What About You?
It is the actions that define you, not a wish to be seen as genuine.
If you are looking to be more real, where people can connect with your values and not just part of a short lived campaign, here are some ways to lead and for people to want to stay with you, not get bored when you started to drift to something new you wanted to stand up for.
The Journey Together – When you start to talk at your audience where you know best, you start to lose them. People connect more when they can see the real you. This makes it easier for others to get to know you, warm to you and trust you.
Accept You Don’t Always Have The Answers – You shouldn’t be looking to contribute to the glut of expertise out there (listen to this episode of the You Are The Media podcast with Jay Acunzo), but to trust your own intuition so that other people to stand alongside you. It is not about putting across your own agenda, but how you see the world and create a solution for what other people can take on board.

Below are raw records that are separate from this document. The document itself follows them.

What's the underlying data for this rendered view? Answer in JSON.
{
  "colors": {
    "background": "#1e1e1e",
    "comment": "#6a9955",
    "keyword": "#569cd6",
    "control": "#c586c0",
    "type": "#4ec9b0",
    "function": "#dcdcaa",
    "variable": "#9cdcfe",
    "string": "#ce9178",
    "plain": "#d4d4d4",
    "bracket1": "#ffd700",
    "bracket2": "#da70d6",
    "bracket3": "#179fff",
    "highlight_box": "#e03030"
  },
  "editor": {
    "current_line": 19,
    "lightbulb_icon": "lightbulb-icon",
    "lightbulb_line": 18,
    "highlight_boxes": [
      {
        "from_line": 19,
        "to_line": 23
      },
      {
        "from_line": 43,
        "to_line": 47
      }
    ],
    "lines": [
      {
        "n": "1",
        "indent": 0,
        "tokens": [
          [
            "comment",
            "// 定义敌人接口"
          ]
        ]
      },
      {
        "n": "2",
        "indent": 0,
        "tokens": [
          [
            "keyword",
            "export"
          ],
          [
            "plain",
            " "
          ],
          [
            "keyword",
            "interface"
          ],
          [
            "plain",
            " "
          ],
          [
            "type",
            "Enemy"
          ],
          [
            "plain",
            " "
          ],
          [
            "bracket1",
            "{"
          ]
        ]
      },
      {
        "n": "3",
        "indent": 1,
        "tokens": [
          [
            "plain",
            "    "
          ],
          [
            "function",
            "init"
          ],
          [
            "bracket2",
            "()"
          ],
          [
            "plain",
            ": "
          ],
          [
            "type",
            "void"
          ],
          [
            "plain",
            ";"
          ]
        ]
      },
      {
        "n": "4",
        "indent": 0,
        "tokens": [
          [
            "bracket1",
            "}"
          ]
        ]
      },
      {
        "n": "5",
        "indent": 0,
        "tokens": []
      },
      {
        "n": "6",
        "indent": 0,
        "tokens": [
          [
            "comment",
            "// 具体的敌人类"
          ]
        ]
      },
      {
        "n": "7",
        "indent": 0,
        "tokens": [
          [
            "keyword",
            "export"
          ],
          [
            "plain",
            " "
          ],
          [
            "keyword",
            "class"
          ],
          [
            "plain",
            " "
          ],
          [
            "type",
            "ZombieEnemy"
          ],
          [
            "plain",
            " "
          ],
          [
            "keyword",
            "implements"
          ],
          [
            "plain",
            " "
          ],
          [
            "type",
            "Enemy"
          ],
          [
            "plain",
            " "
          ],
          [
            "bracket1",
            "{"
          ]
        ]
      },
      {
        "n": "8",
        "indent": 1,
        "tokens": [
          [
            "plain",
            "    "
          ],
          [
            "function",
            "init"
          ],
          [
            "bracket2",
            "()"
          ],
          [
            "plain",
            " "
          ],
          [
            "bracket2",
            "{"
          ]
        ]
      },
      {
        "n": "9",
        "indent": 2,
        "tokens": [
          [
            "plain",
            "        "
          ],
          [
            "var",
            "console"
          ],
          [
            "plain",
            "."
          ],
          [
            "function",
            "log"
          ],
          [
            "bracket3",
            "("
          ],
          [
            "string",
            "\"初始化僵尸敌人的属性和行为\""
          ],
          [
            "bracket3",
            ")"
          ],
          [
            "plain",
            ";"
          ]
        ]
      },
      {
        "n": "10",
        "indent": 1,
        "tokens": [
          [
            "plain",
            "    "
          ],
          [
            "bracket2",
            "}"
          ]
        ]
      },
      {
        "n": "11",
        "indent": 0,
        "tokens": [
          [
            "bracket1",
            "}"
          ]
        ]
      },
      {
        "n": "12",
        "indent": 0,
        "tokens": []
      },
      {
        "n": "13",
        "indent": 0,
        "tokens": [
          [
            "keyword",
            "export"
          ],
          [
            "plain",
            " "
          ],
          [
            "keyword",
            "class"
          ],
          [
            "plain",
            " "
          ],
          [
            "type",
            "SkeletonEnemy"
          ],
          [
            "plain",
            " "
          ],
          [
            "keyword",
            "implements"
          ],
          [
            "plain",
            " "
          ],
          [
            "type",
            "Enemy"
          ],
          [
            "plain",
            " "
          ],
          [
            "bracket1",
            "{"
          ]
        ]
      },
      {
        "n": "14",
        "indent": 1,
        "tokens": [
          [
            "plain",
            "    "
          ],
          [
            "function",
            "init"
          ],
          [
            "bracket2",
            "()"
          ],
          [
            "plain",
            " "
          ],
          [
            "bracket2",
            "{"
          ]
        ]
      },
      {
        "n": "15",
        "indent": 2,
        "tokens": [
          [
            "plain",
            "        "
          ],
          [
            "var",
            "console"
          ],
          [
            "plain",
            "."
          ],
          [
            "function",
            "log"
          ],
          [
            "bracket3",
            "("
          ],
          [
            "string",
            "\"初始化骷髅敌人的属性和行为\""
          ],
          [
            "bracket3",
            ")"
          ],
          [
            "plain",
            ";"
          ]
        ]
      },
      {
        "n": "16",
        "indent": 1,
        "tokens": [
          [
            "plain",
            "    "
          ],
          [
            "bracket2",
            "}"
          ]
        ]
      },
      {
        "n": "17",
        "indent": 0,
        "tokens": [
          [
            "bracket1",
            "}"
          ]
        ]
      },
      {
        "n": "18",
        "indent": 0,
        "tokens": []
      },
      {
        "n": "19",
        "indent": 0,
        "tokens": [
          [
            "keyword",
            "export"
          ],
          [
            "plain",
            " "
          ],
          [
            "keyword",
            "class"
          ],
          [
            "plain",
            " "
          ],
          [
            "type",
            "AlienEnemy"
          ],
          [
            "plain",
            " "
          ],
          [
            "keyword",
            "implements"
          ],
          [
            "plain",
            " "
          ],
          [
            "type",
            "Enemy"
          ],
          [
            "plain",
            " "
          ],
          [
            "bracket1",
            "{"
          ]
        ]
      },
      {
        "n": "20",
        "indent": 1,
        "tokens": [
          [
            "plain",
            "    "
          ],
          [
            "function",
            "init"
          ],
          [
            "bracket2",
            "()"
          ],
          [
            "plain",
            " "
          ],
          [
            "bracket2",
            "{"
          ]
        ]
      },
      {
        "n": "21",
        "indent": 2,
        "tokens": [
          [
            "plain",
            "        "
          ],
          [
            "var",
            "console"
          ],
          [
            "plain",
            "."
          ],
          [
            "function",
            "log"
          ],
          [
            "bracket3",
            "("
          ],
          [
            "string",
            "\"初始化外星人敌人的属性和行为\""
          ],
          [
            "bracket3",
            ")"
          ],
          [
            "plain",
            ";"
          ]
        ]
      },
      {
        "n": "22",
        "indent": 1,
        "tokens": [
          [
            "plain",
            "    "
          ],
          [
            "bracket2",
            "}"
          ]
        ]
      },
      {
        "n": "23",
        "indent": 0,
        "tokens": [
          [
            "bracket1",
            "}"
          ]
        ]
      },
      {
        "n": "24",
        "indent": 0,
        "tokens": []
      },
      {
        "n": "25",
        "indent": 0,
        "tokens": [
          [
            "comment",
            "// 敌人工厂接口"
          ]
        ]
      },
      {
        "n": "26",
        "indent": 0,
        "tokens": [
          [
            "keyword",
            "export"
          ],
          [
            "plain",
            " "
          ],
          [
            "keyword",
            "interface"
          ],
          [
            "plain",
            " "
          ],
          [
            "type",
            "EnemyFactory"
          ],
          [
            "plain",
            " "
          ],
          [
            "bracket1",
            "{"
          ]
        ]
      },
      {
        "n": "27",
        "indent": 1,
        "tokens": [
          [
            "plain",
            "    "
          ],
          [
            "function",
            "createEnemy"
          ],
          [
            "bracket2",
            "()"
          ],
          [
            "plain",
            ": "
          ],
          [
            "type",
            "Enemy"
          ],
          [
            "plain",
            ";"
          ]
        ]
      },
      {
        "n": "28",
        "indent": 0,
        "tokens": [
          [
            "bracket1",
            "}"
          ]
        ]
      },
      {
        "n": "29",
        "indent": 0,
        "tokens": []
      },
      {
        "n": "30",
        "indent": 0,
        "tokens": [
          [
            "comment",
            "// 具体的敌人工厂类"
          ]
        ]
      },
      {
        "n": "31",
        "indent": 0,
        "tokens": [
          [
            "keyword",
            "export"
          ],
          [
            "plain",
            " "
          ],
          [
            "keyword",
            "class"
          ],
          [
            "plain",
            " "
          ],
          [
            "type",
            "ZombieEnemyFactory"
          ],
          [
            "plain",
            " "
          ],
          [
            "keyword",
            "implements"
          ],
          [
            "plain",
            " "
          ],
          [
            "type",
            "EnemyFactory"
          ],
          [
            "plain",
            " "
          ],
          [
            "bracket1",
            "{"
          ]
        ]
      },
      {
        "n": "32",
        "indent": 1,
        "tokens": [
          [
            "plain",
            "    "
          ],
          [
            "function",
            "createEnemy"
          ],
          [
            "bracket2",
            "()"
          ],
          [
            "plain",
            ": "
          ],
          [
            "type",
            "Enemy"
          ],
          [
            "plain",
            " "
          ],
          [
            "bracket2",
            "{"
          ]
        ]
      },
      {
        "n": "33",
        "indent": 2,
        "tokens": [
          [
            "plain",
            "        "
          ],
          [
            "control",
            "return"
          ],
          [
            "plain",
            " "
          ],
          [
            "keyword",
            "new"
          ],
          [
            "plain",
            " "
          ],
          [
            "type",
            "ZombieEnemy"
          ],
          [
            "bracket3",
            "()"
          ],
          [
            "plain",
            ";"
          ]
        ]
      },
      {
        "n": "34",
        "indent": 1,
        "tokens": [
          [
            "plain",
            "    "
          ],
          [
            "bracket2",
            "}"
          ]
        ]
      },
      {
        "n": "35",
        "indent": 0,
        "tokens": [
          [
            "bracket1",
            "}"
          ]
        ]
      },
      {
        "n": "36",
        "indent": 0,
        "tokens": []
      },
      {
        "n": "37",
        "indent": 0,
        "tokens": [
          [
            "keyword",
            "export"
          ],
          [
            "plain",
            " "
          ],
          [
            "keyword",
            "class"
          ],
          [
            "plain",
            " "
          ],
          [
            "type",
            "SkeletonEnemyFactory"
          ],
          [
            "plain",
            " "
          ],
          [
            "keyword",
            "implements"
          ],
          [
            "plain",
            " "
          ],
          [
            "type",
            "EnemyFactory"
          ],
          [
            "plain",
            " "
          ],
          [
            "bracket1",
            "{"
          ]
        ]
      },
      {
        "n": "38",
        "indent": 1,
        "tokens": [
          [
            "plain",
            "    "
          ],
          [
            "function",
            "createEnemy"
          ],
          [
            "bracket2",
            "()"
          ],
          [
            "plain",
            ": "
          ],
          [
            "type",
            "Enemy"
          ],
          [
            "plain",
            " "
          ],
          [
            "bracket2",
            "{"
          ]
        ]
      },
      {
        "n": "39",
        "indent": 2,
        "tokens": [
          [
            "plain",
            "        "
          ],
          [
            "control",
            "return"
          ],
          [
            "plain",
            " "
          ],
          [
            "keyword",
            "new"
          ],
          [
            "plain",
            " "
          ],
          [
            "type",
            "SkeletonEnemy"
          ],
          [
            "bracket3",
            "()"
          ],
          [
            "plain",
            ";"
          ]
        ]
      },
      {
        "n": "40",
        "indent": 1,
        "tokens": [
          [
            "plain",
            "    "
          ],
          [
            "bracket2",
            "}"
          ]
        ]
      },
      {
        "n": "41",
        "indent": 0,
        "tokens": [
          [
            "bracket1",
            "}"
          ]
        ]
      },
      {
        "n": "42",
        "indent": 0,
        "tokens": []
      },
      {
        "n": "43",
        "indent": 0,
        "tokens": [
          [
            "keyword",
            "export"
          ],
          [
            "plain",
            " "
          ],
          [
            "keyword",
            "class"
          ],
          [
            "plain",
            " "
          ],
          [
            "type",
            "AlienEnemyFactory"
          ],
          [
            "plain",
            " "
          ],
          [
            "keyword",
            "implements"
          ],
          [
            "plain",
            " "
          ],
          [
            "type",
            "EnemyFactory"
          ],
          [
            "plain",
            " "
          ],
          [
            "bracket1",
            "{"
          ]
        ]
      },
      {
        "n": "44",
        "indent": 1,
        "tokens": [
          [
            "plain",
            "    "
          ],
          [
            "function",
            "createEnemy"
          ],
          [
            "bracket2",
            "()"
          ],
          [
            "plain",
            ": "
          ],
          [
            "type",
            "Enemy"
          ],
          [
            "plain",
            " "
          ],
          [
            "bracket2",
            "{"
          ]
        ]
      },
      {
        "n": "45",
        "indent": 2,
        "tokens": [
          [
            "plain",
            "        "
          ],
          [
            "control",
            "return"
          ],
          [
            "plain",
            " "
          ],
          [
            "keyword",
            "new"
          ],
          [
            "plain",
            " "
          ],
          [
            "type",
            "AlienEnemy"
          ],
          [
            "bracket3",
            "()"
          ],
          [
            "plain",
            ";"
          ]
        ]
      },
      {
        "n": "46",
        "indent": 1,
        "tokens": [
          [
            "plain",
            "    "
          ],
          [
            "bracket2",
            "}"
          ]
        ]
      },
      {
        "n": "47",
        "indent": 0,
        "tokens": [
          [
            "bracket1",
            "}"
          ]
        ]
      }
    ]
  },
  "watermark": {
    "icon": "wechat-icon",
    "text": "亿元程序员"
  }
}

You Understand The Obstacles Others Face – This is when you can look someone else in the eye and both get it. By creating something offline (in my case it is the You Are The Media Lunch Club), this provided me with a far better opportunity to understand the issues that we all face, rather than just being another marketer who presumes they know what others are struggling with. It is about understanding how an issue or situation genuinely affects someone else.
Responsibility Becomes Joint – It feels better when everyone takes on a role for something to be a success. It feels even better when an initiative becomes a movement, that everyone can grab hold of. Have a read of what people think about being part of the You Are The Media community and what it means to them. To me this is the reason I do this side project for people to take value and become the value to one another.
Everything here comes from a place of honesty and building an audience around what you believe in that can create alliances, ties, connections and contracts. It is not about wanting to be seen as genuine, but being present, having something that you truly believe in and then taking the lead within a space that isn’t saturated.
Lets Round Up
People such as Dan (Willis), represent people who are real and in it for the long-term. The causes that people such as Dan stand by are what has meaning to them and not a cue to wax lyrically on LinkedIn for the next two months.
Over time, this becomes something that resonates with others. Being real creates clarity, so once someone is in, they’re in, it’s not part of some contrived marketing campaign. This is in a totally different space from short term authenticity, where the aim is reach, notoriety and acceptance.
The loyal audience you build is centred from the role that your business plays and the responsibility that it has with the wider world. If you can do this in a real way where people trust you, the idea and messages you distribute supports the genuine connections you can make. In turn, the products and services you represent provide true value.